Exercise data:

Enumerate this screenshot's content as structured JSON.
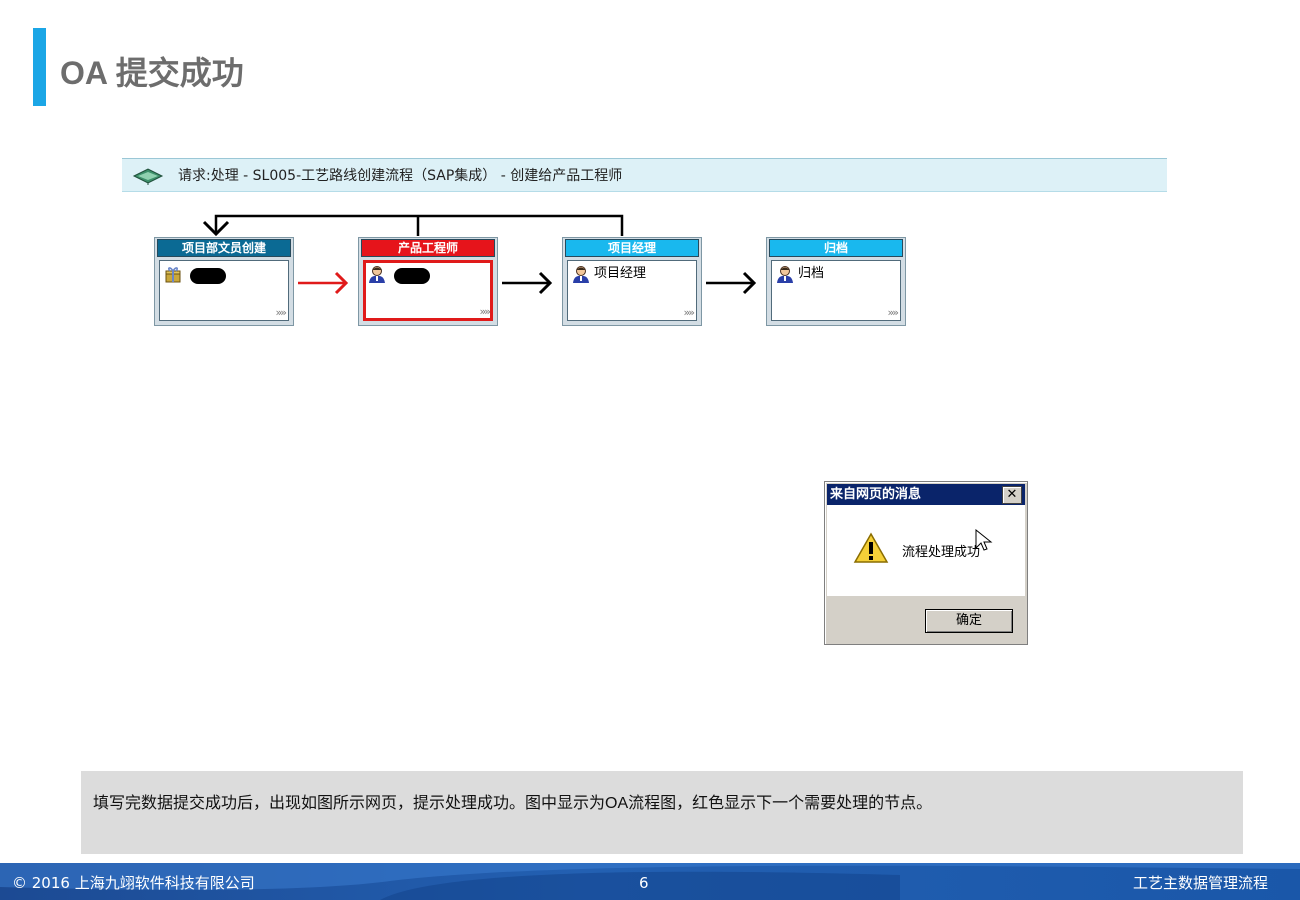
{
  "slide": {
    "title": "OA 提交成功"
  },
  "request_bar": {
    "icon": "network-hub-icon",
    "text": "请求:处理 - SL005-工艺路线创建流程（SAP集成） - 创建给产品工程师"
  },
  "workflow": {
    "nodes": [
      {
        "title": "项目部文员创建",
        "header_color": "#0b6a94",
        "icon": "gift-box-icon",
        "name": "",
        "more": "»»",
        "current": false
      },
      {
        "title": "产品工程师",
        "header_color": "#e6141b",
        "icon": "person-icon",
        "name": "",
        "more": "»»",
        "current": true
      },
      {
        "title": "项目经理",
        "header_color": "#19b8ee",
        "icon": "person-icon",
        "name": "项目经理",
        "more": "»»",
        "current": false
      },
      {
        "title": "归档",
        "header_color": "#19b8ee",
        "icon": "person-icon",
        "name": "归档",
        "more": "»»",
        "current": false
      }
    ],
    "current_color": "#e01a1a"
  },
  "dialog": {
    "title": "来自网页的消息",
    "close_label": "✕",
    "message": "流程处理成功",
    "ok_label": "确定",
    "icon": "warning-icon"
  },
  "caption": {
    "text": "填写完数据提交成功后，出现如图所示网页，提示处理成功。图中显示为OA流程图，红色显示下一个需要处理的节点。"
  },
  "footer": {
    "copyright": "© 2016 上海九翊软件科技有限公司",
    "page_number": "6",
    "doc_title": "工艺主数据管理流程"
  }
}
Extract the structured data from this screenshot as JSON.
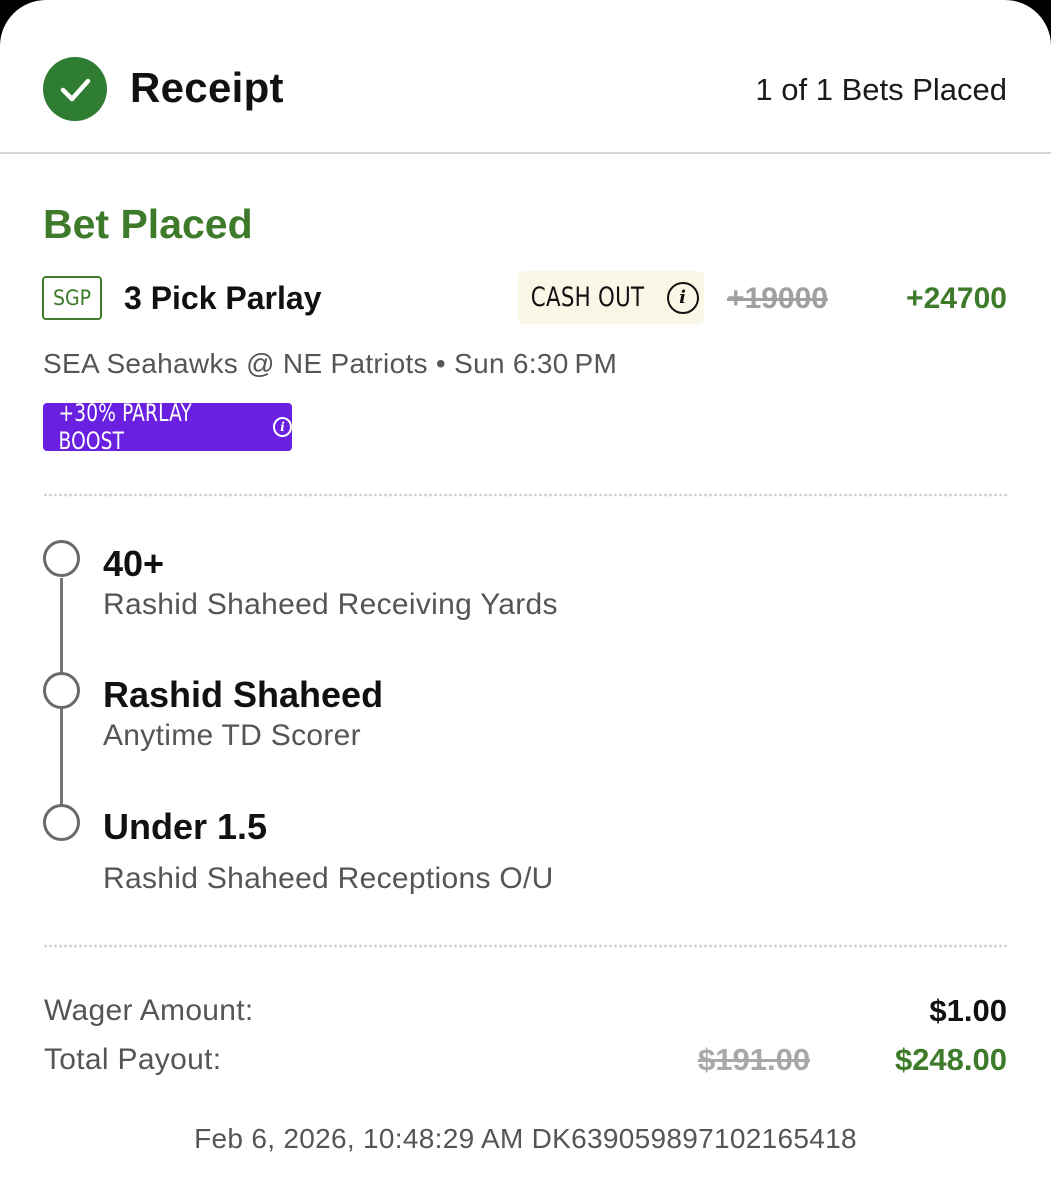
{
  "header": {
    "title": "Receipt",
    "bets_placed": "1 of 1 Bets Placed"
  },
  "bet": {
    "status": "Bet Placed",
    "type_badge": "SGP",
    "title": "3 Pick Parlay",
    "cash_out_label": "CASH OUT",
    "odds_original": "+19000",
    "odds_boosted": "+24700",
    "matchup": "SEA Seahawks @ NE Patriots • Sun 6:30 PM",
    "boost_label": "+30% PARLAY BOOST"
  },
  "legs": [
    {
      "pick": "40+",
      "market": "Rashid Shaheed Receiving Yards"
    },
    {
      "pick": "Rashid Shaheed",
      "market": "Anytime TD Scorer"
    },
    {
      "pick": "Under 1.5",
      "market": "Rashid Shaheed Receptions O/U"
    }
  ],
  "totals": {
    "wager_label": "Wager Amount:",
    "wager_value": "$1.00",
    "payout_label": "Total Payout:",
    "payout_original": "$191.00",
    "payout_boosted": "$248.00"
  },
  "footer": {
    "timestamp_id": "Feb 6, 2026, 10:48:29 AM DK639059897102165418"
  },
  "colors": {
    "accent_green": "#3d7a2a",
    "check_green": "#2e7d32",
    "boost_purple": "#6a20e0",
    "cashout_bg": "#fbf7e6"
  },
  "icons": {
    "status": "check-circle-icon",
    "info": "info-icon"
  }
}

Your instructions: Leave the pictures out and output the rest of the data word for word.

Reply to the exercise:
Enumerate this screenshot's content as structured JSON.
{
  "slide": {
    "title": "OA 提交成功"
  },
  "request_bar": {
    "icon": "network-hub-icon",
    "text": "请求:处理 - SL005-工艺路线创建流程（SAP集成） - 创建给产品工程师"
  },
  "workflow": {
    "nodes": [
      {
        "title": "项目部文员创建",
        "header_color": "#0b6a94",
        "icon": "gift-box-icon",
        "name": "",
        "more": "»»",
        "current": false
      },
      {
        "title": "产品工程师",
        "header_color": "#e6141b",
        "icon": "person-icon",
        "name": "",
        "more": "»»",
        "current": true
      },
      {
        "title": "项目经理",
        "header_color": "#19b8ee",
        "icon": "person-icon",
        "name": "项目经理",
        "more": "»»",
        "current": false
      },
      {
        "title": "归档",
        "header_color": "#19b8ee",
        "icon": "person-icon",
        "name": "归档",
        "more": "»»",
        "current": false
      }
    ],
    "current_color": "#e01a1a"
  },
  "dialog": {
    "title": "来自网页的消息",
    "close_label": "✕",
    "message": "流程处理成功",
    "ok_label": "确定",
    "icon": "warning-icon"
  },
  "caption": {
    "text": "填写完数据提交成功后，出现如图所示网页，提示处理成功。图中显示为OA流程图，红色显示下一个需要处理的节点。"
  },
  "footer": {
    "copyright": "© 2016 上海九翊软件科技有限公司",
    "page_number": "6",
    "doc_title": "工艺主数据管理流程"
  }
}
Extract the structured data from this screenshot as JSON.
{
  "header": {
    "title": "Receipt",
    "bets_placed": "1 of 1 Bets Placed"
  },
  "bet": {
    "status": "Bet Placed",
    "type_badge": "SGP",
    "title": "3 Pick Parlay",
    "cash_out_label": "CASH OUT",
    "odds_original": "+19000",
    "odds_boosted": "+24700",
    "matchup": "SEA Seahawks @ NE Patriots • Sun 6:30 PM",
    "boost_label": "+30% PARLAY BOOST"
  },
  "legs": [
    {
      "pick": "40+",
      "market": "Rashid Shaheed Receiving Yards"
    },
    {
      "pick": "Rashid Shaheed",
      "market": "Anytime TD Scorer"
    },
    {
      "pick": "Under 1.5",
      "market": "Rashid Shaheed Receptions O/U"
    }
  ],
  "totals": {
    "wager_label": "Wager Amount:",
    "wager_value": "$1.00",
    "payout_label": "Total Payout:",
    "payout_original": "$191.00",
    "payout_boosted": "$248.00"
  },
  "footer": {
    "timestamp_id": "Feb 6, 2026, 10:48:29 AM DK639059897102165418"
  },
  "colors": {
    "accent_green": "#3d7a2a",
    "check_green": "#2e7d32",
    "boost_purple": "#6a20e0",
    "cashout_bg": "#fbf7e6"
  },
  "icons": {
    "status": "check-circle-icon",
    "info": "info-icon"
  }
}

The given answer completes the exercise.